The determination as to which of several claims a settlement award is attributable to has been held to be a matter within the trial court's discretion. (Gramse v. Royal Crest Enterprises, Inc. (1981), 100 Ill. App.3d 100, 106, 426 N.E.2d 614.) In Gramse, a suit involving claims under the Structural Work Act and Survivor's Act was settled for $300,000. A workmen's compensation lien was asserted. The record did not reveal whether the settlement was attributable to the Structural work Act claims or the survival claims. If the former, the lien would be refused; if the latter, it would be allowed. The trial court determined that the settlement was attributable only to the Structural Work Act claims and the lien was denied.
On appeal, the court ruled that this determination is best left to the trial court's discretion. According to the reviewing court, a contrary ruling
"would mean that the employer's lien attaches, in its entirety, to any settled case where there is a remote possibility that any part of the recovery could have been compensation for the same injuries for which the workmen's compensation carrier had previously made a payment. Such a ruling would discourage the settlement of cases." 100 Ill. App.3d 100, 106.
• 1 We agree with the court in Gramse that, in the absence of a designation by the parties to the settlement agreement, the decision as to which of several claims a settlement award should be attributed to is a decision best left to the discretion of the trial court. This decision should stand unless shown to be an abuse of discretion. We find no abuse of discretion here and we therefore affirm the decision of the trial court.
• 2 Alternatively, HWZ contends that a workmen's compensation lien should attach to the proceeds of a settlement of a Public Utilities Act claim. However, such a lien attaches only where the proceeds of a settlement are compensation for the same injuries for which compensation payments were previously made. (See Gramse v. Royal Crest Enterprises, Inc. (1981), 100 Ill. App.3d 100, 106, 426 N.E.2d 614.) Workmen's compensation payments are made only for an employee's work-related injuries. The Public Utilities Act provides for recovery for many injuries which are not employment related and which are not suffered by employees. The Act provides that any person affected by defendant's wrongful act may sue individually for his or her personal injuries. See Ill. Rev. Stat. 1981, ch. 111 2/3, par. 77; Churchill v. Norfolk & Western Ry. Co. (1978), 73 Ill.2d 127, 139, 383 N.E.2d 929.

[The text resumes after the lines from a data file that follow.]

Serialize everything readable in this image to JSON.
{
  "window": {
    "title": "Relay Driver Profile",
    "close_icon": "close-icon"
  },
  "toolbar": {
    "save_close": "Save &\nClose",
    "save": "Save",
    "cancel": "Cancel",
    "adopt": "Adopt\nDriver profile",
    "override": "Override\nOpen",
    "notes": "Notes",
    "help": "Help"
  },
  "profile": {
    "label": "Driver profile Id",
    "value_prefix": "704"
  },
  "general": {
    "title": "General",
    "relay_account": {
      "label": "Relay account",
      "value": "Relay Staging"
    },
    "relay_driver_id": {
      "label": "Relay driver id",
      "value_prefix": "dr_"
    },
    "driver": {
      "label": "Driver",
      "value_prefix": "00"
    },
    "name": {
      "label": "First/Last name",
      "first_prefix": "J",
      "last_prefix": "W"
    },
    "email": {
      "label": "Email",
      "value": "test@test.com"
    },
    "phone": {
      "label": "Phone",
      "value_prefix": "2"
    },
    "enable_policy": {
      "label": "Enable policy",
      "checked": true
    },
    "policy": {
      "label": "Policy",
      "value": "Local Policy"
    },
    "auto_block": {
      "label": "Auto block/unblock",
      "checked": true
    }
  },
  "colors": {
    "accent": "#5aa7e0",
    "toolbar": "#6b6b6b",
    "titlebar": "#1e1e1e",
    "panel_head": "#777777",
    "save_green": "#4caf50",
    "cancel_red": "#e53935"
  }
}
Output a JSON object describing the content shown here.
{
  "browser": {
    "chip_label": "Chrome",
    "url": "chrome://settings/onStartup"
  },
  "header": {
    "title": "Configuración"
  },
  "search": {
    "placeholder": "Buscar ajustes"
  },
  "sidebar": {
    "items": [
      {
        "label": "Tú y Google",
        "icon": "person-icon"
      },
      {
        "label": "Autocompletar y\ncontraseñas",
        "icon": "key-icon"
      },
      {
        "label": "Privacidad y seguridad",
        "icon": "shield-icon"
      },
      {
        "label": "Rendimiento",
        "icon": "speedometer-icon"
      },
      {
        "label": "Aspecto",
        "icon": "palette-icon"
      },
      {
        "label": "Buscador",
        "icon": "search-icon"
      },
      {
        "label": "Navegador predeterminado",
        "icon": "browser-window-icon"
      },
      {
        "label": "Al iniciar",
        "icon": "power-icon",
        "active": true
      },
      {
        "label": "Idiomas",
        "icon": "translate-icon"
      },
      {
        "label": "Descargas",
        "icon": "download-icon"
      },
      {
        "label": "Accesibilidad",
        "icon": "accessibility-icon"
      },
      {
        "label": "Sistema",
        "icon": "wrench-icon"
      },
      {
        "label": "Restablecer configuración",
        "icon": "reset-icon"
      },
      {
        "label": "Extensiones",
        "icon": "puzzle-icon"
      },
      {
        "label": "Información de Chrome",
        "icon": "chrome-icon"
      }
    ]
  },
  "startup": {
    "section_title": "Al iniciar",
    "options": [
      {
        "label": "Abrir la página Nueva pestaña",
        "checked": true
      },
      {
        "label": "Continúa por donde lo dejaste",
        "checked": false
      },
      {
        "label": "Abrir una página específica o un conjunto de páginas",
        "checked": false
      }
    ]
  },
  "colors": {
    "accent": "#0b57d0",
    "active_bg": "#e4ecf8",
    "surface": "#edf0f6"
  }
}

In the instant case, plaintiff sued individually under the Public Utilities Act for funeral and burial expenses incurred by her and for punitive damages. These "injuries" are clearly not employment-related and were not incurred by an employee and are therefore not covered under the Workmen's Compensation Act. This being the case, the trial court correctly concluded that the workmen's compensation lien filed by HWZ did not attach to the recovery under the Public Utilities Act.
For the reasons expressed herein, the judgment of the circuit ...